California Governor Jerry Brown, who decries a widening gulf between rich and poor, is campaigning for a fourth and final term presiding over a state that's outpacing the U.S. in producing both millionaires and food-stamp recipients.
Bloomberg News: Jeanina Jenkins, a 20-year-old high school graduate from St. Louis, is stuck in a $7.82-an-hour part-time job at McDonald's that she calls a "last resort" because nobody would offer her anything better. Stephen O'Malley, 26, a West Virginia University graduate, wants to put his history degree to use teaching high school. What he's found instead is a bartender's job in his home town of Manasquan, New Jersey. Jenkins and O'Malley are at opposite ends of a dynamic that is pushing those with college degrees down into competition with high-school graduates for low-wage jobs that don't require college. As this competition has intensified during and after the recession, it's meant relatively higher unemployment, declining labor market participation and lower wages for those with less education. read more
A California state senator was charged Friday with accepting $100,000 in bribes, lavish trips and no-show jobs for his children in exchange for pushing legislation to benefit a hospital engaged in billing fraud and participating in a film industry tax scheme that actually was an FBI sting. If convicted on all counts, state Sen. Ron Calderon (D) could face nearly 400 years in federal prison. Charges also were filed against his brother Tom, a former state lawmaker-turned-lobbyist. Ron Calderon has denied wrongdoing.

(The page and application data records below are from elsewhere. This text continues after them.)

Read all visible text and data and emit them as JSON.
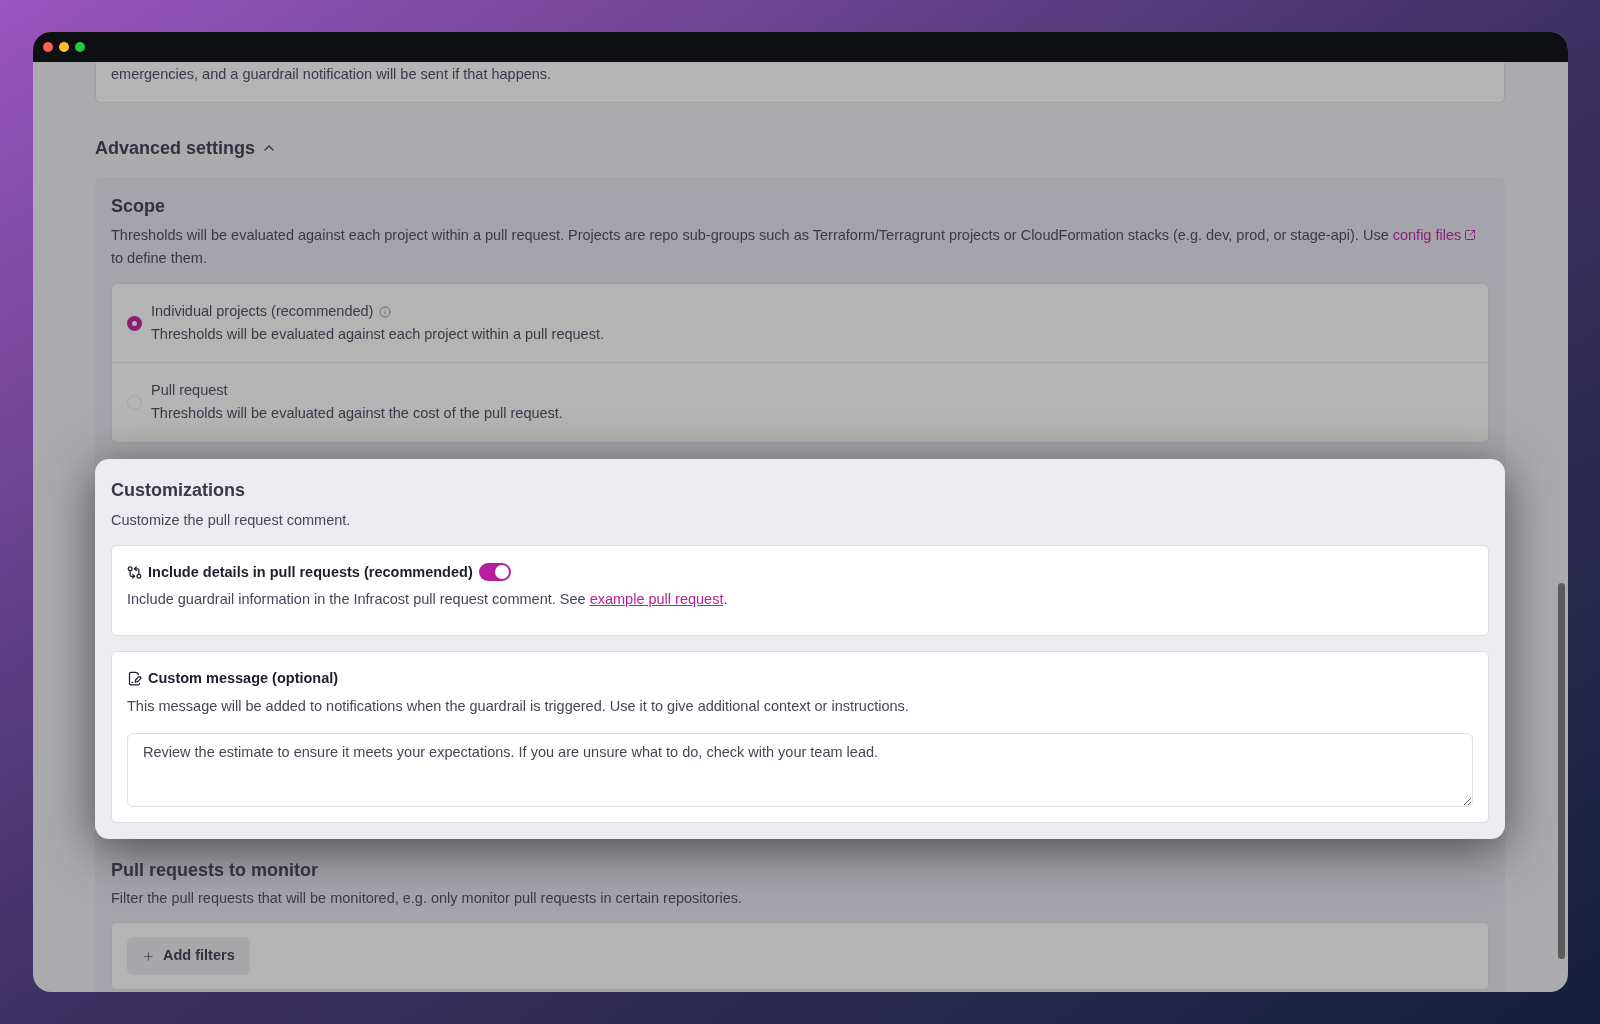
{
  "previous_card": {
    "text": "emergencies, and a guardrail notification will be sent if that happens."
  },
  "advanced_settings": {
    "label": "Advanced settings",
    "expanded": true
  },
  "scope": {
    "title": "Scope",
    "description": "Thresholds will be evaluated against each project within a pull request. Projects are repo sub-groups such as Terraform/Terragrunt projects or CloudFormation stacks (e.g. dev, prod, or stage-api). Use",
    "link": "config files",
    "description_end": "to define them.",
    "options": [
      {
        "label": "Individual projects (recommended)",
        "description": "Thresholds will be evaluated against each project within a pull request.",
        "selected": true,
        "has_info": true
      },
      {
        "label": "Pull request",
        "description": "Thresholds will be evaluated against the cost of the pull request.",
        "selected": false,
        "has_info": false
      }
    ]
  },
  "customizations": {
    "title": "Customizations",
    "description": "Customize the pull request comment.",
    "items": [
      {
        "kind": "toggle",
        "title": "Include details in pull requests (recommended)",
        "on": true,
        "description": "Include guardrail information in the Infracost pull request comment. See ",
        "link": "example pull request",
        "description_end": "."
      },
      {
        "kind": "message",
        "title": "Custom message (optional)",
        "description": "This message will be added to notifications when the guardrail is triggered. Use it to give additional context or instructions.",
        "value": "Review the estimate to ensure it meets your expectations. If you are unsure what to do, check with your team lead."
      }
    ]
  },
  "pull_requests_to_monitor": {
    "title": "Pull requests to monitor",
    "description": "Filter the pull requests that will be monitored, e.g. only monitor pull requests in certain repositories.",
    "add_button": "Add filters"
  }
}
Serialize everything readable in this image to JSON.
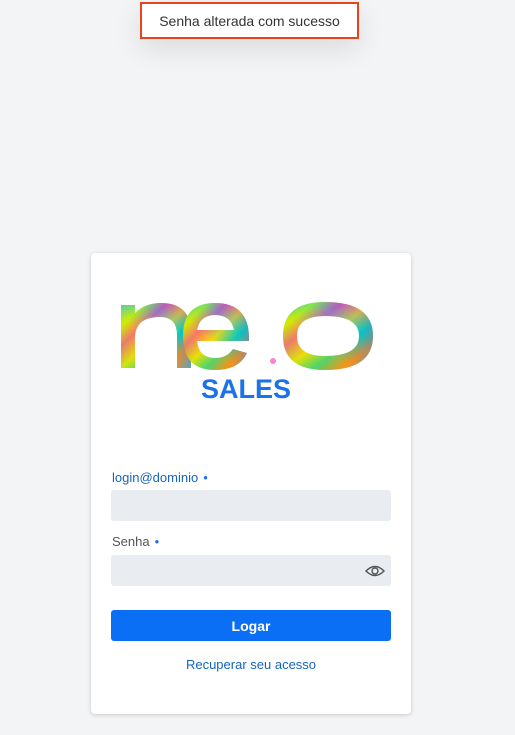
{
  "toast": {
    "message": "Senha alterada com sucesso",
    "border_color": "#e8431f"
  },
  "logo": {
    "wordmark": "neo",
    "subtitle": "SALES",
    "subtitle_color": "#1a73e8"
  },
  "form": {
    "login_label": "login@dominio",
    "login_required_mark": "•",
    "login_value": "",
    "password_label": "Senha",
    "password_required_mark": "•",
    "password_value": "",
    "password_toggle_icon": "eye-icon",
    "submit_label": "Logar",
    "recover_link": "Recuperar seu acesso"
  },
  "colors": {
    "primary": "#0b6ff5",
    "link": "#1565c0",
    "input_bg": "#e9ecf0",
    "page_bg": "#f3f4f6"
  }
}
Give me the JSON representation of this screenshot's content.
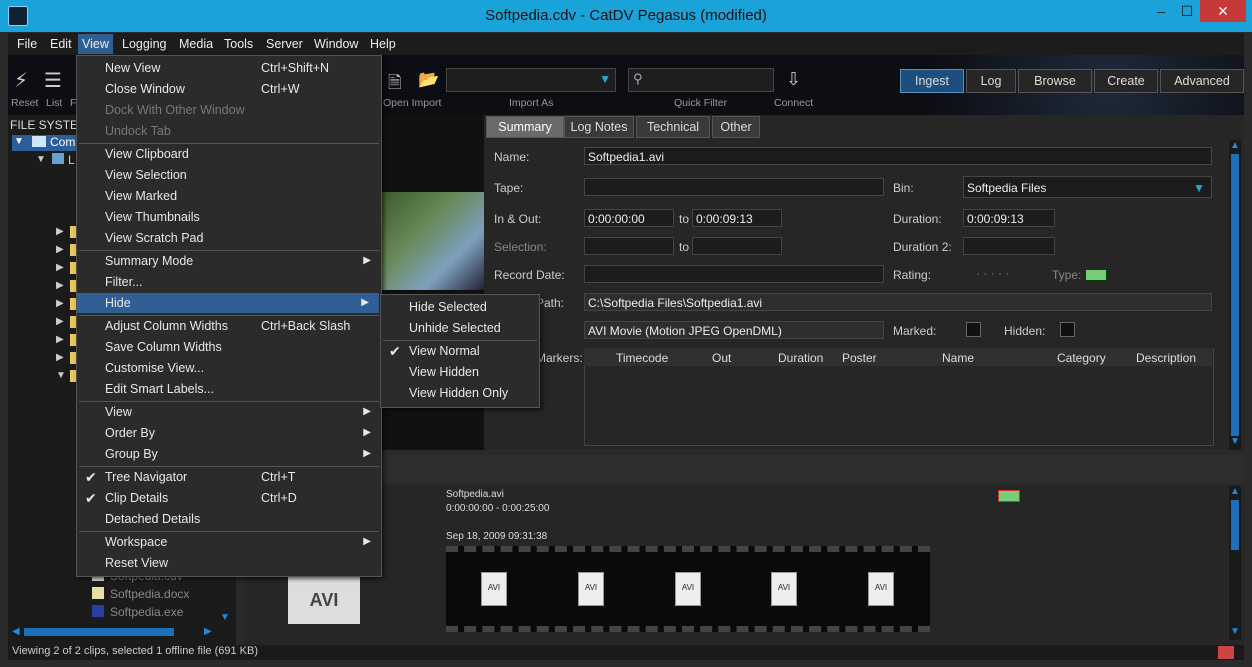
{
  "window": {
    "title": "Softpedia.cdv - CatDV Pegasus (modified)",
    "min": "–",
    "max": "☐",
    "close": "✕"
  },
  "menubar": [
    "File",
    "Edit",
    "View",
    "Logging",
    "Media",
    "Tools",
    "Server",
    "Window",
    "Help"
  ],
  "toolbar": {
    "reset": "Reset",
    "list": "List",
    "f": "F",
    "open_import": "Open Import",
    "import_as": "Import As",
    "quick_filter": "Quick Filter",
    "connect": "Connect",
    "modes": [
      "Ingest",
      "Log",
      "Browse",
      "Create",
      "Advanced"
    ]
  },
  "left": {
    "header": "FILE SYSTEM",
    "root": "Com",
    "sub": "L",
    "files": [
      "Softpedia.cdv",
      "Softpedia.docx",
      "Softpedia.exe"
    ]
  },
  "details": {
    "tabs": [
      "Summary",
      "Log Notes",
      "Technical",
      "Other"
    ],
    "name_label": "Name:",
    "name_value": "Softpedia1.avi",
    "tape_label": "Tape:",
    "bin_label": "Bin:",
    "bin_value": "Softpedia Files",
    "inout_label": "In & Out:",
    "in_value": "0:00:00:00",
    "to1": "to",
    "out_value": "0:00:09:13",
    "duration_label": "Duration:",
    "duration_value": "0:00:09:13",
    "selection_label": "Selection:",
    "to2": "to",
    "duration2_label": "Duration 2:",
    "record_label": "Record Date:",
    "rating_label": "Rating:",
    "rating_dots": "· · · · ·",
    "type_label": "Type:",
    "path_label": "Path:",
    "path_value": "C:\\Softpedia Files\\Softpedia1.avi",
    "format_value": "AVI Movie (Motion JPEG OpenDML)",
    "marked_label": "Marked:",
    "hidden_label": "Hidden:",
    "markers_label": "Markers:",
    "marker_cols": [
      "Timecode",
      "Out",
      "Duration",
      "Poster",
      "Name",
      "Category",
      "Description"
    ]
  },
  "bottom": {
    "clip_name": "Softpedia.avi",
    "clip_range": "0:00:00:00 - 0:00:25:00",
    "clip_date": "Sep 18, 2009 09:31:38",
    "frame_label": "AVI"
  },
  "status": "Viewing 2 of 2 clips, selected 1 offline file (691 KB)",
  "view_menu": [
    {
      "label": "New View",
      "shortcut": "Ctrl+Shift+N"
    },
    {
      "label": "Close Window",
      "shortcut": "Ctrl+W"
    },
    {
      "label": "Dock With Other Window",
      "disabled": true
    },
    {
      "label": "Undock Tab",
      "disabled": true
    },
    {
      "label": "View Clipboard"
    },
    {
      "label": "View Selection"
    },
    {
      "label": "View Marked"
    },
    {
      "label": "View Thumbnails"
    },
    {
      "label": "View Scratch Pad"
    },
    {
      "label": "Summary Mode",
      "submenu": true
    },
    {
      "label": "Filter..."
    },
    {
      "label": "Hide",
      "submenu": true,
      "selected": true
    },
    {
      "label": "Adjust Column Widths",
      "shortcut": "Ctrl+Back Slash"
    },
    {
      "label": "Save Column Widths"
    },
    {
      "label": "Customise View..."
    },
    {
      "label": "Edit Smart Labels..."
    },
    {
      "label": "View",
      "submenu": true
    },
    {
      "label": "Order By",
      "submenu": true
    },
    {
      "label": "Group By",
      "submenu": true
    },
    {
      "label": "Tree Navigator",
      "shortcut": "Ctrl+T",
      "checked": true
    },
    {
      "label": "Clip Details",
      "shortcut": "Ctrl+D",
      "checked": true
    },
    {
      "label": "Detached Details"
    },
    {
      "label": "Workspace",
      "submenu": true
    },
    {
      "label": "Reset View"
    }
  ],
  "hide_submenu": [
    {
      "label": "Hide Selected"
    },
    {
      "label": "Unhide Selected"
    },
    {
      "label": "View Normal",
      "checked": true
    },
    {
      "label": "View Hidden"
    },
    {
      "label": "View Hidden Only"
    }
  ],
  "icons": {
    "check": "✔",
    "submenu": "▶",
    "dropdown": "▼",
    "search": "⚲"
  },
  "colors": {
    "accent": "#1aa3d8",
    "selection": "#2f5f94",
    "active_mode": "#1c4e7e"
  }
}
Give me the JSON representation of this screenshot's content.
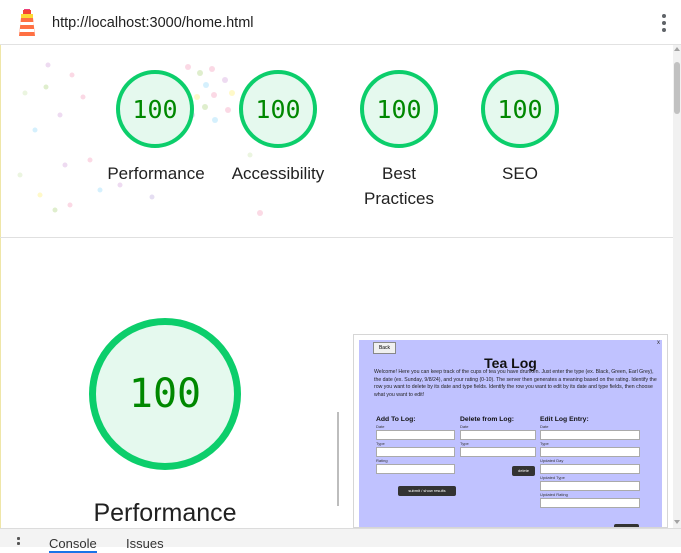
{
  "browser": {
    "url": "http://localhost:3000/home.html"
  },
  "scores": [
    {
      "label": "Performance",
      "score": "100"
    },
    {
      "label": "Accessibility",
      "score": "100"
    },
    {
      "label": "Best Practices",
      "score": "100"
    },
    {
      "label": "SEO",
      "score": "100"
    }
  ],
  "performance_section": {
    "score": "100",
    "label": "Performance"
  },
  "screenshot": {
    "back_label": "Back",
    "close_label": "x",
    "title": "Tea Log",
    "intro": "Welcome! Here you can keep track of the cups of tea you have drunken. Just enter the type (ex. Black, Green, Earl Grey), the date (ex. Sunday, 9/8/24), and your rating (0-10). The server then generates a meaning based on the rating. Identify the row you want to delete by its date and type fields. Identify the row you want to edit by its date and type fields, then choose what you want to edit!",
    "add": {
      "heading": "Add To Log:",
      "fields": [
        "Date",
        "Type",
        "Rating"
      ],
      "button": "submit / show results"
    },
    "delete": {
      "heading": "Delete from Log:",
      "fields": [
        "Date",
        "Type"
      ],
      "button": "delete"
    },
    "edit": {
      "heading": "Edit Log Entry:",
      "fields": [
        "Date",
        "Type",
        "Updated Day",
        "Updated Type",
        "Updated Rating"
      ]
    }
  },
  "devtools_drawer": {
    "tabs": [
      "Console",
      "Issues"
    ]
  },
  "colors": {
    "pass_green": "#0cce6b",
    "pass_text": "#008800",
    "pass_fill": "#e5f9ee",
    "thumb_bg": "#c0c2ff"
  }
}
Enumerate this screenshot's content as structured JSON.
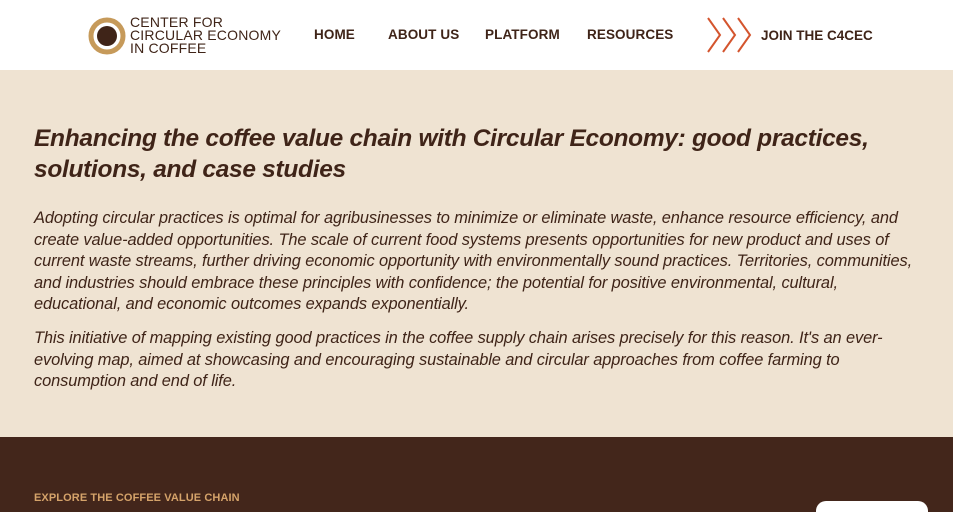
{
  "header": {
    "logo": {
      "lines": [
        "CENTER FOR",
        "CIRCULAR ECONOMY",
        "IN COFFEE"
      ]
    },
    "nav": [
      {
        "label": "HOME"
      },
      {
        "label": "ABOUT US"
      },
      {
        "label": "PLATFORM"
      },
      {
        "label": "RESOURCES"
      }
    ],
    "join_label": "JOIN THE C4CEC"
  },
  "hero": {
    "title": "Enhancing the coffee value chain with Circular Economy: good practices, solutions, and case studies",
    "paragraph1": "Adopting circular practices is optimal for agribusinesses to minimize or eliminate waste, enhance resource efficiency, and create value-added opportunities. The scale of current food systems presents opportunities for new product and uses of current waste streams, further driving economic opportunity with environmentally sound practices. Territories, communities, and industries should embrace these principles with confidence; the potential for positive environmental, cultural, educational, and economic outcomes expands exponentially.",
    "paragraph2": "This initiative of mapping existing good practices in the coffee supply chain arises precisely for this reason. It's an ever-evolving map, aimed at showcasing and encouraging sustainable and circular approaches from coffee farming to consumption and end of life."
  },
  "section": {
    "label": "EXPLORE THE COFFEE VALUE CHAIN"
  },
  "colors": {
    "brand_dark": "#3f2418",
    "accent_gold": "#c69a5a",
    "accent_orange": "#d4552e",
    "hero_bg": "#efe3d2",
    "band_bg": "#43261b",
    "band_label": "#d5a36a"
  },
  "icons": {
    "logo": "coffee-ring-logo-icon",
    "join": "triple-chevron-right-icon"
  }
}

But so far New York laws have blocked some of the most popular services from the very people who would benefit most. The median rent for a two-bedroom apartment in Manhattan is $4,800, and the city's car owners pay some of the highest rates in the country for insurance and parking. Yet in 2013 New York laws made it one of the toughest places to share those costs.
Emerging online services are connecting consumers such as Gray to a previously untapped universe of idle assets, enabling them to squeeze more value out of cars, designer dresses, baby toys and bedrooms that belong to other people or businesses. In this leaner, more efficient kind of consumption, just taking hold in major cities, New York University Professor Arun Sundararajan sees the makings of a new wave of productivity gains. read more